Highland historian Professor Jim Hunter said: “What it shows is that community land ownership is not about public subsidy being thrown at rural communities, but about fostering an entrepreneurial spirit as well as local people’s commitment to their place. If Prime Minister David Cameron wants to see his Big Society idea working on the ground, he should visit some of these communities.”
Funding for community buy-outs has come from a variety of sources, with lottery money adding to grants from Highlands and Islands Enterprise and loans or grants from the Scottish Land Fund. In 2002, residents on the tiny island of Gigha paid £4 million to buy out their land, raising money in part by selling Achamore House, the traditional laird’s home.
The SAC report highlighted a range of achievements made by local residents – from a green elec- tricity, a sewage treatment works, wind turbines, hydro schemes, new businesses to the restoration of an historic golf course.
Researchers found the community landowners demonstrated an extraordinary level of commitment with volunteers meeting once a week, sometimes for years, before actually buying their land, and while they also found great pride in the progress they made, there was also hope in communities of greater recognition by government.

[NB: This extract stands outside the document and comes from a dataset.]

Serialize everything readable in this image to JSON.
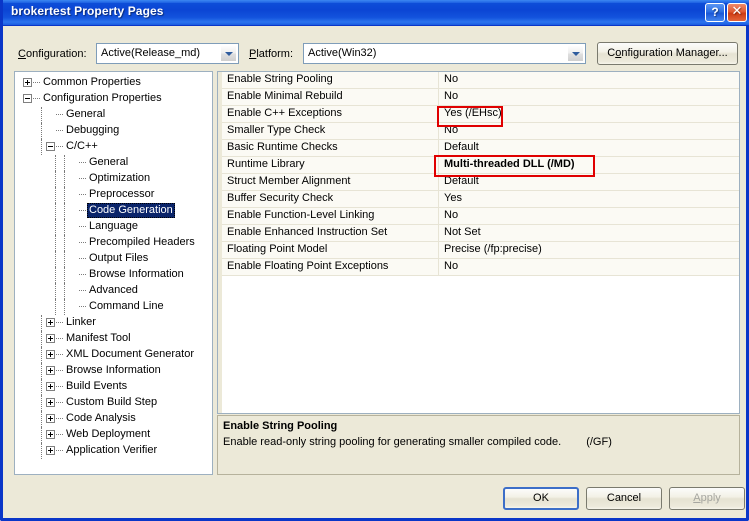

Dr Skerratt said: “It is evident community land ownership is one clear way of achieving a more vibrant rural Scotland. While communities may not all have the range of skills and capacity needed for the task of purchasing and developing their land, they are overcoming the challenges by ‘importing’ training, guidance and support to complement what they have locally.”
A Scottish Government spokesman said: “Scottish ministers are committed to land reform and recognise the importance of empowering communities: giving them control of assets in their communities which enable them to realise their aspirations.”
Community land trusts are the Big Society in action
There is nothing intrinsically wrong with David Cameron’s idea of the Big Society, except the implication that he had somehow freshly minted the idea himself.
Many of Scotland’s more remote rural communities, with few public services, would never have survived at all without local residents prepared to go the extra mile for each another. This brand of community spirit is exemplified by Scotland’s 13 community land trusts, which now own nearly half a million acres between them. As crofting historian Professor Jim Hunter puts it: “If the Prime Minister wants to see his Big Society idea working on the ground, he should visit some of these communities.”
Today’s report on community land ownership from Dr Sarah Skerratt of the Scottish Agricultural College hails the buy-outs as a resounding success. Communities visited included Assynt, Knoydart and the island of Gigha. In each case social and economic decline has been dramatically reversed and community groups remained as active as before. Four other communities are currently attempting to follow their example, though one, the 286,800 acre Pairc Estate on Lewis, has been delayed by a legal wrangle between the owner and local crofters.
Margins of success may vary but the main lesson learned to date is that this is a process that tends to generate a virtuous circle: new jobs, justifying the construction of affordable housing that attracts new families, sustaining rural schools. Several have undertaken infrastructure projects such as roads and renewable energy schemes. These thriving communities produce more jobs and the cycle continues. Scotland’s experience suggests pump-priming community projects that foster entrepreneurialism are more effective than massive public subsidies delivered through top-down initiatives. It is a notion that chimes well with the findings of the Christie Commission on the future of public services.
The Scottish Land Fund, which backed several of the buy-outs with grants and soft loans, has now been superseded by the Big Lottery Fund, which lacks the same focus on rural projects. The Scottish Government has made a commitment to sustain Scotland’s far-flung communities. The Land Fund should be reinstated if it is to meet that commitment.